-How to play open chords

-How to properly sing

-How to detect what key a song is in

-How to decorate cakes

-How to produce a podcast

-How to draw hands

-How to draw perspective

-How to draw backgrounds

-How to have fun

-How to relax

-How to paint people

-How to paint like Bob Ross

-How to write a children’s book

-What people regret most when they die

-How to raise a child with attention and affection while not cottling them

-How to design a plant-scape

-How to sew a duvet cover


It’s so sad to me that most adults go through a ‘dry period’ of never getting into with their inner child through play, through watching cartoons, through silly expressions, through emotional work until they have children of their own because that’s not how adults are ‘supposed’ to act and only when you have a child is that acceptable. No wonder our society is so anxious and uptight! (Insert statistics and facts here). I’m sitting here about to watch Saturday morning cartoons while eating cereal by myself as an almost 30 year old in an attempt to counter-act this week of Millenial Burn-out sickness. I stayed home from work in an attempt to de-stress but also an excuse to get things done at home I ordinarily don’t have time for. Somehow my week turned into a long and arduous task list of things to get done as well as a very dense research break on American Society (I just finished reading Working Towards Whiteness by David R. Roediger and am in the midst of White Trash by Nancy Isenberg). Sounds restful right? (Read: sarcasm). My brain gets so locked up that my attempt to de-stress was not something funny or relaxing but a new British Netflix show called This Way Up. Of course it was a little funny, highly interesting, and had some heart but I really needed something less heavy. So here I am. Cheers to the weekend.

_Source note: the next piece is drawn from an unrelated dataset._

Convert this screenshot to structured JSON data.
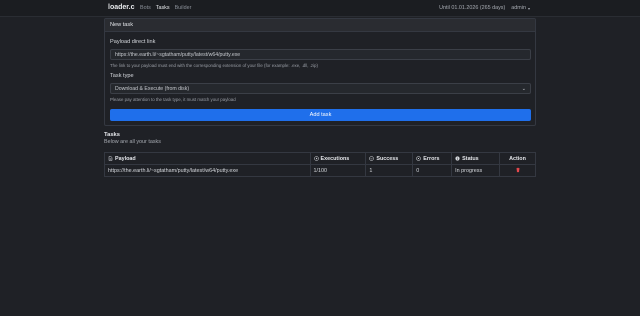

Note to self: Don’t forget to play! Don’t push yourself into growth; it only happens slowly.

Also: How stoked am I that Austin Kleon’s most recent post is a rebuttal to the bullshit idea that Thoreau is completely discredit to “other” “people” “doing” “his” “laundry” “for” “him”. It’s pretty personal considering I told a friend I was reading Thoreau and that was their criticism.

Black and White

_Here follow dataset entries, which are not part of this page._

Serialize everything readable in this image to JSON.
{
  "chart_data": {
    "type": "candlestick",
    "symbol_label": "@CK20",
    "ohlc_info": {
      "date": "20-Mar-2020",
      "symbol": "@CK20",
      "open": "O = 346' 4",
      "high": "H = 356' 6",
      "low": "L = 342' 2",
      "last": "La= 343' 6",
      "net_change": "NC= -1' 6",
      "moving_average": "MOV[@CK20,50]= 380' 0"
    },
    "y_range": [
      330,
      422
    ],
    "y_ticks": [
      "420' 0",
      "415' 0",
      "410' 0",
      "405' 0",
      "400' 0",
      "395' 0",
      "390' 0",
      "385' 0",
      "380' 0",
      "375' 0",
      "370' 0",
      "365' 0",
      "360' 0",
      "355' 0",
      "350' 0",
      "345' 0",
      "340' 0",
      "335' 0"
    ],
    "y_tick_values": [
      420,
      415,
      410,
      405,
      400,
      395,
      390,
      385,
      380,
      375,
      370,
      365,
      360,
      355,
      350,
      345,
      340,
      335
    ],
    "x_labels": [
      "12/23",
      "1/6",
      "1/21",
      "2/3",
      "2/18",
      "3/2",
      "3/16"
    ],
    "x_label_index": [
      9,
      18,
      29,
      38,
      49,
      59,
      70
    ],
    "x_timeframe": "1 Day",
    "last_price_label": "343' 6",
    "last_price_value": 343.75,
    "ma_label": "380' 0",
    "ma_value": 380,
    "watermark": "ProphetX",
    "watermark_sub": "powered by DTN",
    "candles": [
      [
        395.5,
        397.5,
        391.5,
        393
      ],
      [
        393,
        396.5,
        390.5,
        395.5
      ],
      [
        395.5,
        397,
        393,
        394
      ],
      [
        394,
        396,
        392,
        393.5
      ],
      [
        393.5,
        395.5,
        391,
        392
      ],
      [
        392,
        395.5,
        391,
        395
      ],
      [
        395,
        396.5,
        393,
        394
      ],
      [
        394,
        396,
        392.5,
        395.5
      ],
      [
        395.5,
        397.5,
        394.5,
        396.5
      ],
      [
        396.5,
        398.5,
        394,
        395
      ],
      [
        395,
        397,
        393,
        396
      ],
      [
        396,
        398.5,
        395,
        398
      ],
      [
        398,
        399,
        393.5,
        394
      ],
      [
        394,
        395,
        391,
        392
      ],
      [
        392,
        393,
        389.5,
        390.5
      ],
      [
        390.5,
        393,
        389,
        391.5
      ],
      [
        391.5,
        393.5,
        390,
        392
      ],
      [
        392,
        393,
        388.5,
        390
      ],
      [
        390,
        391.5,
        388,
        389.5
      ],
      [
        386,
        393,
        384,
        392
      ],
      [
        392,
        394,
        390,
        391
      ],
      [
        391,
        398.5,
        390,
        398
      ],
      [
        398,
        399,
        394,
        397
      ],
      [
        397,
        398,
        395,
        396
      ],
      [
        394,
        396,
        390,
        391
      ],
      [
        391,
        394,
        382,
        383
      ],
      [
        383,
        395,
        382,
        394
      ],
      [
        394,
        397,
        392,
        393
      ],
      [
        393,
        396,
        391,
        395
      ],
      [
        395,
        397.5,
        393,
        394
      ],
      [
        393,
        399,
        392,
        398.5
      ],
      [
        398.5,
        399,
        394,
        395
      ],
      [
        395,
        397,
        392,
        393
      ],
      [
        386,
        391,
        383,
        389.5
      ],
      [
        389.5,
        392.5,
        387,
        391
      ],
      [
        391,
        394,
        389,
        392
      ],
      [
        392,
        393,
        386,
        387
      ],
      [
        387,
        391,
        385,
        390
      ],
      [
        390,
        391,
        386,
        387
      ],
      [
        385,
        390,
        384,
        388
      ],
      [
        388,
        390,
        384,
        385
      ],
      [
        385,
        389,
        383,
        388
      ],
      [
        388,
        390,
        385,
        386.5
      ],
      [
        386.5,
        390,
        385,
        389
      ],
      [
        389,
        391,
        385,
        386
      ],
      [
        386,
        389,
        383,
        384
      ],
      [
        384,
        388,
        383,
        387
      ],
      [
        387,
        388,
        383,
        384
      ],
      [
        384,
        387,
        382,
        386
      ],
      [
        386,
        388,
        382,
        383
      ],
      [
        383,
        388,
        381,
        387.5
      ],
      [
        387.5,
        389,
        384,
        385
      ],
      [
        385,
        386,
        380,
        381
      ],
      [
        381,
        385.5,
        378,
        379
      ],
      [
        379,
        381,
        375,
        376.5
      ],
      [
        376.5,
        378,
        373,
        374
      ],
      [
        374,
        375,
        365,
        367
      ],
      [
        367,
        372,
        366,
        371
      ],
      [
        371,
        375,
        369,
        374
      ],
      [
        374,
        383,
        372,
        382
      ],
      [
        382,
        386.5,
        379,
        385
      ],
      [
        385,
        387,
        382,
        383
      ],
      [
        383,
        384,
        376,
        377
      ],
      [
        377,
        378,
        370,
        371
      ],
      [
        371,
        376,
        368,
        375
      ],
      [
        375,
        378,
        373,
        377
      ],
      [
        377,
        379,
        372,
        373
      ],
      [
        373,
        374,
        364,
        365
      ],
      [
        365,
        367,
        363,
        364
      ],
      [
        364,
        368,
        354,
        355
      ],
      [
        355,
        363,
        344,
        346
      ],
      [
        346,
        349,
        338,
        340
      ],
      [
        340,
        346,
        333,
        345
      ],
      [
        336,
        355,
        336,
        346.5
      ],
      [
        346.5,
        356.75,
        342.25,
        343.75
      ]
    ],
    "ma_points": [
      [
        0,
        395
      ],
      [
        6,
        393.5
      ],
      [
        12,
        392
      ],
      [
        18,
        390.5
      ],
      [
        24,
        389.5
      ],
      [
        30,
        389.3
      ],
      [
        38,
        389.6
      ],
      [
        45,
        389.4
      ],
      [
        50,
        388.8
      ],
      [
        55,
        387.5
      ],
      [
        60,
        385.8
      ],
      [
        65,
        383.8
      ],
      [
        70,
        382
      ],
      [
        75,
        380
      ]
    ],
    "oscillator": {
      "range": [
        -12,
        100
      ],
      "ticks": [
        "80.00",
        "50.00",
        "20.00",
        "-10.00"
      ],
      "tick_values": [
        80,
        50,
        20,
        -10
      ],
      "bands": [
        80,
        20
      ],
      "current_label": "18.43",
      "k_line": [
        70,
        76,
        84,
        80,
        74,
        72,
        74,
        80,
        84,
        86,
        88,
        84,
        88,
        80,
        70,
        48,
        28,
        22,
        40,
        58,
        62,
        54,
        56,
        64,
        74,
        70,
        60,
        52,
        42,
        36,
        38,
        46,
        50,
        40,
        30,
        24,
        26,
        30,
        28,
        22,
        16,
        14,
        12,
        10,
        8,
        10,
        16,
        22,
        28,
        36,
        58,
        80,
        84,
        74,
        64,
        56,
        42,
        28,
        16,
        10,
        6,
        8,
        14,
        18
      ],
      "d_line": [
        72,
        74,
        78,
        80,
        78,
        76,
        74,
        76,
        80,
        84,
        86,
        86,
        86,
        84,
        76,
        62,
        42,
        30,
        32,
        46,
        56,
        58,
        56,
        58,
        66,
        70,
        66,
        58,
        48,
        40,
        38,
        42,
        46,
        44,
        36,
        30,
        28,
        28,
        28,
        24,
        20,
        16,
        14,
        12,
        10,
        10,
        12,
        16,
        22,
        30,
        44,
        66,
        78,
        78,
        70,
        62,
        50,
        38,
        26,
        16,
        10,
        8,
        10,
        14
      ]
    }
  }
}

I’m now realizing that I either choose to hide everything away- in my brain, my body, or on the page OR I choose to vomit it right onto the internet. I want to put on paper and then select what parts I want to show the world. I just need to keep a notebook with me I guess.

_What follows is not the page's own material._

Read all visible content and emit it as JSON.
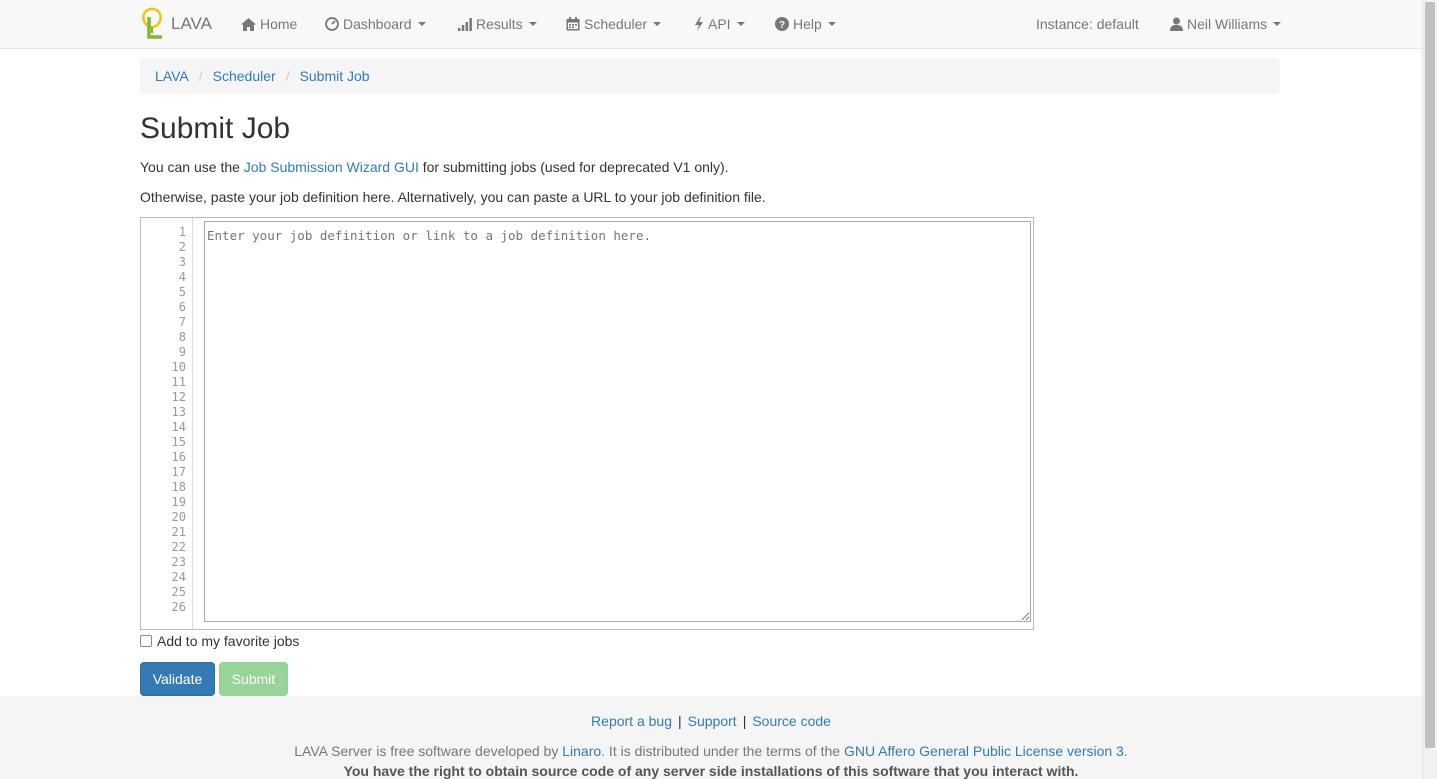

For now I’ll put this idea online: A post or a book about how to be a kid again. This summer I made a goal of doing a lot of the things I did as a child to relive the classic summer experience and it’s helped me cultivate the feeling of being innocent and free again. Things like picking blackberries, going swimming, attending festivals, having BBQs, playing with sidewalk chalk. I made space to just play this summer and I want much more of it in my life.